▸ Task description
Below are some records. Say in a single number how many of their lines include the word "page".

▸ Given data
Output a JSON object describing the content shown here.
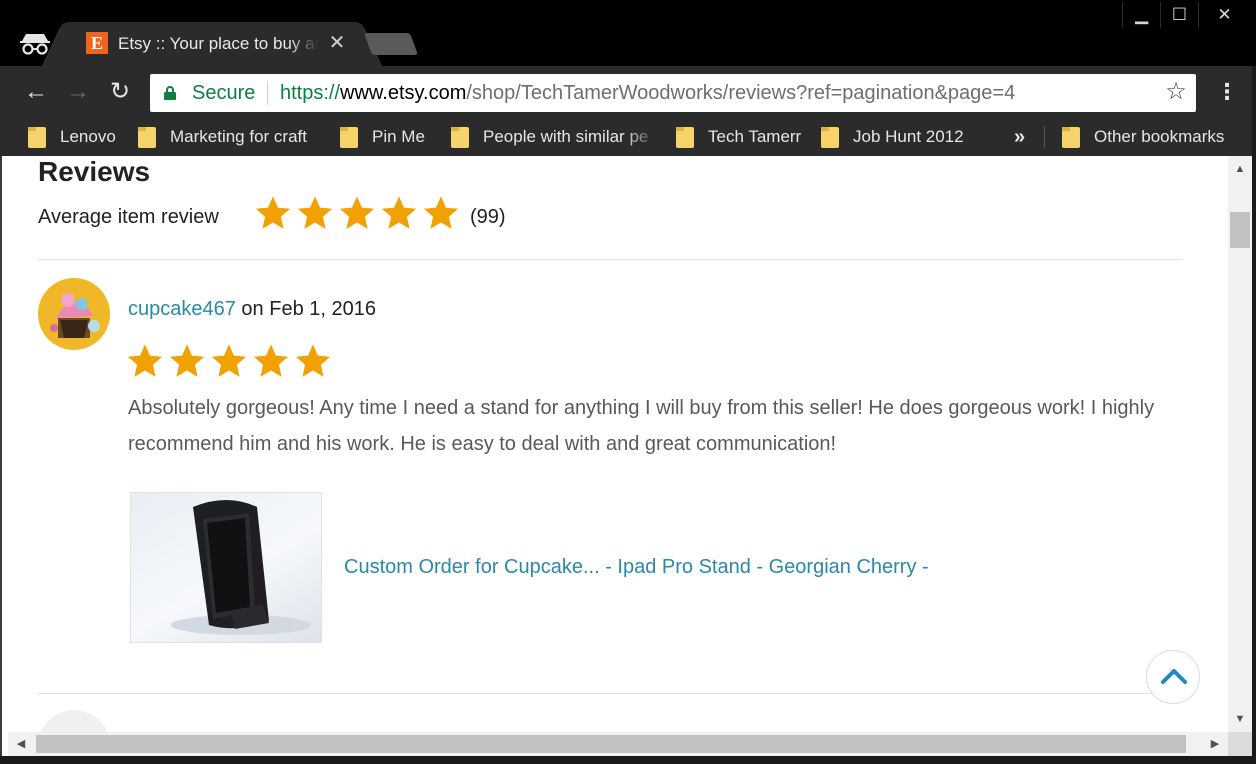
{
  "browser": {
    "tab": {
      "favicon_letter": "E",
      "title": "Etsy :: Your place to buy and sell all things handmade",
      "close_glyph": "✕"
    },
    "window_controls": {
      "minimize": "▁",
      "maximize": "☐",
      "close": "✕"
    },
    "nav": {
      "back": "←",
      "forward": "→",
      "reload": "↻",
      "menu": "⋮"
    },
    "omnibox": {
      "secure_label": "Secure",
      "url_scheme": "https://",
      "url_host": "www.etsy.com",
      "url_path": "/shop/TechTamerWoodworks/reviews?ref=pagination&page=4",
      "star_glyph": "☆"
    },
    "bookmarks": [
      {
        "label": "Lenovo"
      },
      {
        "label": "Marketing for craft"
      },
      {
        "label": "Pin Me"
      },
      {
        "label": "People with similar pe"
      },
      {
        "label": "Tech Tamerr"
      },
      {
        "label": "Job Hunt 2012"
      }
    ],
    "bookmarks_more": "»",
    "other_bookmarks": "Other bookmarks"
  },
  "page": {
    "heading": "Reviews",
    "average_label": "Average item review",
    "average_rating": 5,
    "review_count": "(99)",
    "review": {
      "username": "cupcake467",
      "date_text": " on Feb 1, 2016",
      "rating": 5,
      "text": "Absolutely gorgeous! Any time I need a stand for anything I will buy from this seller! He does gorgeous work! I highly recommend him and his work. He is easy to deal with and great communication!",
      "listing_title": "Custom Order for Cupcake... - Ipad Pro Stand - Georgian Cherry -"
    }
  },
  "scrollbars": {
    "up": "▲",
    "down": "▼",
    "left": "◀",
    "right": "▶"
  },
  "colors": {
    "star": "#f1a102",
    "link": "#2a89a8",
    "secure": "#0b8043",
    "etsy_orange": "#f1641e"
  }
}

▸ Result of this exercise
2